Work instructions> Write the following entries out again exactly, skipping each image.

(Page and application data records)
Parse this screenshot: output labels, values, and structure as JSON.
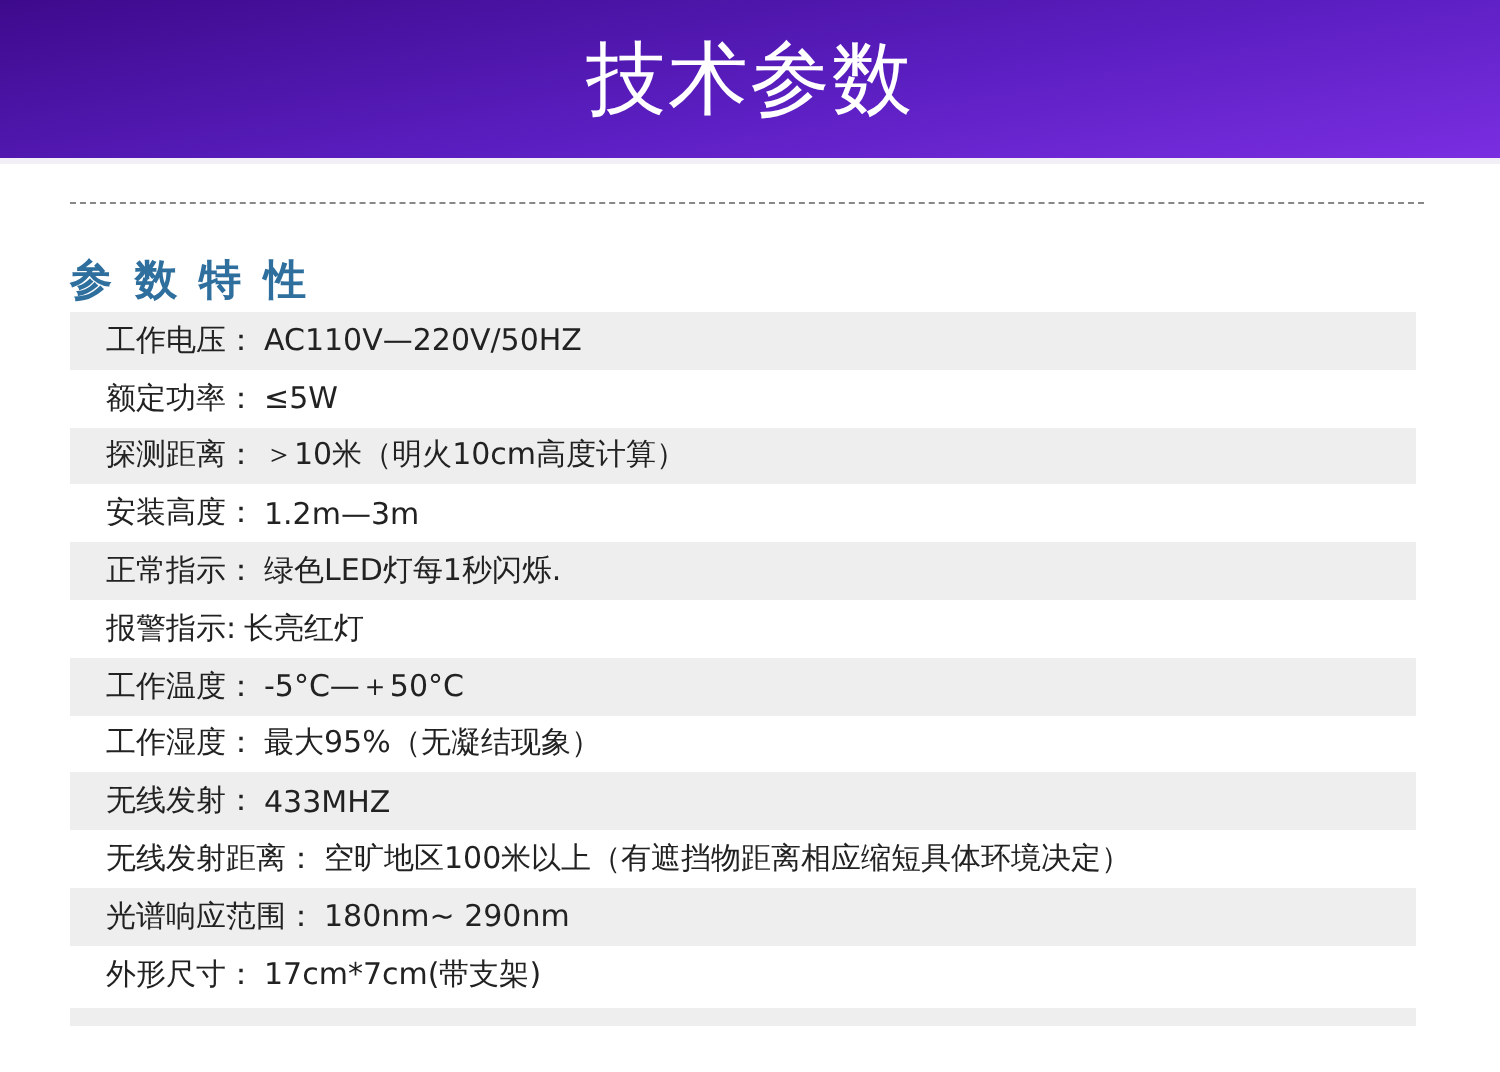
{
  "header": {
    "title": "技术参数"
  },
  "section": {
    "title": "参 数 特 性"
  },
  "specs": [
    {
      "label": "工作电压：",
      "value": "AC110V—220V/50HZ"
    },
    {
      "label": "额定功率：",
      "value": "≤5W"
    },
    {
      "label": "探测距离：",
      "value": "＞10米（明火10cm高度计算）"
    },
    {
      "label": "安装高度：",
      "value": "1.2m—3m"
    },
    {
      "label": "正常指示：",
      "value": "绿色LED灯每1秒闪烁."
    },
    {
      "label": "报警指示:",
      "value": "长亮红灯"
    },
    {
      "label": "工作温度：",
      "value": "-5°C—＋50°C"
    },
    {
      "label": "工作湿度：",
      "value": "最大95%（无凝结现象）"
    },
    {
      "label": "无线发射：",
      "value": "433MHZ"
    },
    {
      "label": "无线发射距离：",
      "value": "空旷地区100米以上（有遮挡物距离相应缩短具体环境决定）"
    },
    {
      "label": "光谱响应范围：",
      "value": "180nm~ 290nm"
    },
    {
      "label": "外形尺寸：",
      "value": "17cm*7cm(带支架)"
    }
  ]
}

Task response>
Parse this screenshot: output labels, values, and structure as JSON.
{
  "header": {
    "title": "技术参数"
  },
  "section": {
    "title": "参 数 特 性"
  },
  "specs": [
    {
      "label": "工作电压：",
      "value": "AC110V—220V/50HZ"
    },
    {
      "label": "额定功率：",
      "value": "≤5W"
    },
    {
      "label": "探测距离：",
      "value": "＞10米（明火10cm高度计算）"
    },
    {
      "label": "安装高度：",
      "value": "1.2m—3m"
    },
    {
      "label": "正常指示：",
      "value": "绿色LED灯每1秒闪烁."
    },
    {
      "label": "报警指示:",
      "value": "长亮红灯"
    },
    {
      "label": "工作温度：",
      "value": "-5°C—＋50°C"
    },
    {
      "label": "工作湿度：",
      "value": "最大95%（无凝结现象）"
    },
    {
      "label": "无线发射：",
      "value": "433MHZ"
    },
    {
      "label": "无线发射距离：",
      "value": "空旷地区100米以上（有遮挡物距离相应缩短具体环境决定）"
    },
    {
      "label": "光谱响应范围：",
      "value": "180nm~ 290nm"
    },
    {
      "label": "外形尺寸：",
      "value": "17cm*7cm(带支架)"
    }
  ]
}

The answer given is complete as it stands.